The Social Security Administration has recently launched an expanded tool to help Americans manage their Social Security benefits. The 'my Social Security' system allows both current beneficiaries and future Social Security recipients to create accounts that will track their Social Security contributions, payouts (including expected payouts) and eligibility. This service is also available to individuals receiving Supplemental Security Income and Social Security Disability Insurance.
Colorado has hundreds of Medicare beneficiaries who are eligible for help paying the high costs of Medicare premiums, deductibles and co-insurance, as well as prescription drug costs. If you are one of the people who does not have any health insurance other than Medicare and who find yourself getting medical bills that you are not able to pay, you might be eligible for help with some or all of these out-of-pocket expenses. For those who are eligible, the State of Colorado Medicaid program will help with payments for some of these medical bills.
The Medicare Savings Program has three components: The Qualified Medicare Benefit (QMB), Special Low Income Medicare Benefit (SLIMB), and Qualifying Individual (QI-1). Each of these programs has different income and resource requirements.

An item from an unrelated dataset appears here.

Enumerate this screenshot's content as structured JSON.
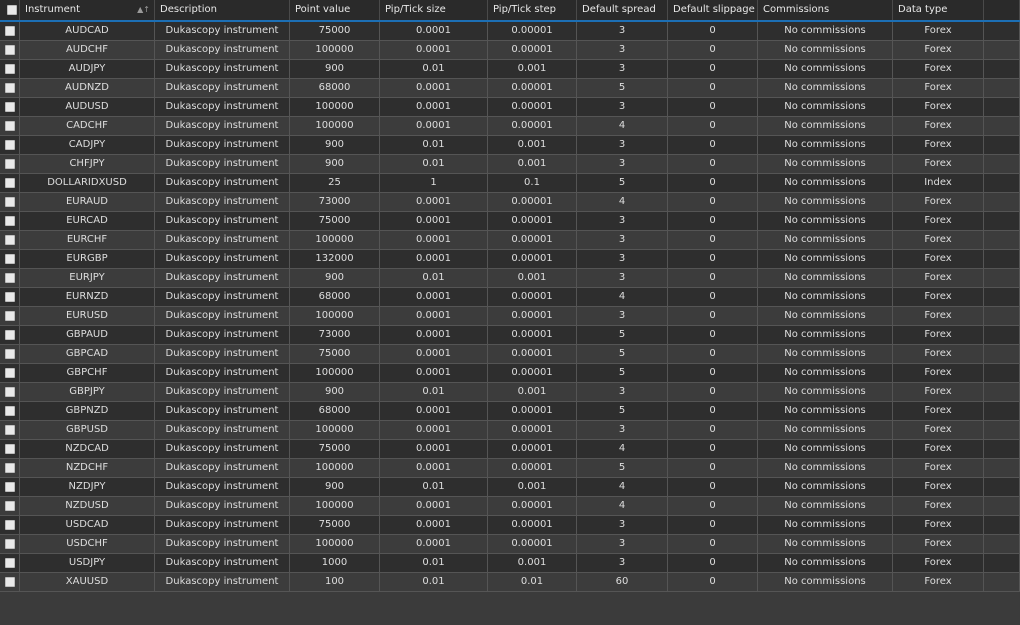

In addition, the Low Income Subsidy Program (LIS or Extra Help) will pay for most of the costs of prescription drugs.
In October 2012, the Social Security Administration announced that Social Security checks are increasing by 1.7% in 2013, not nearly as much as the 3.6% that recipients received in 2012. This is an average of $22 per month for those receiving $1000 per month in Social Security.
In 2013, the earnings limit for workers who are younger than the full retirement age (age 66 for people born in 1943 through 1954) is $15,120. Social Security will deduct $1 from benefits for each $2 earned over $15,120.
The earnings limit for workers turning 66 in 2013 is $40,080 (Social Security will deduct $1 from benefits for each $3 earned over $40,080) until the month the worker turns age 66.
There is no limit on earnings for workers who are “full” retirement age or older (age 66 and over) for the entire year.
Oral health is one of the most important health needs for older Americans, however, dental services are not funded through Medicare and Medicaid. Recognizing the need for good oral health, the Colorado Legislature provided $3 million to fund dental care for hundreds of low income seniors.
To be eligible to receive dental services, individuals must be receiving Old Age Pension or the Medicare Savings Program. Thus single individuals must have less than $1256 per month in income and less than $8580 in resources. Couples must have less than $1702 per month in income and less than $13,620 in resources. The home, car, term life insurance policy and irrevocable burial plan do not count toward your resources.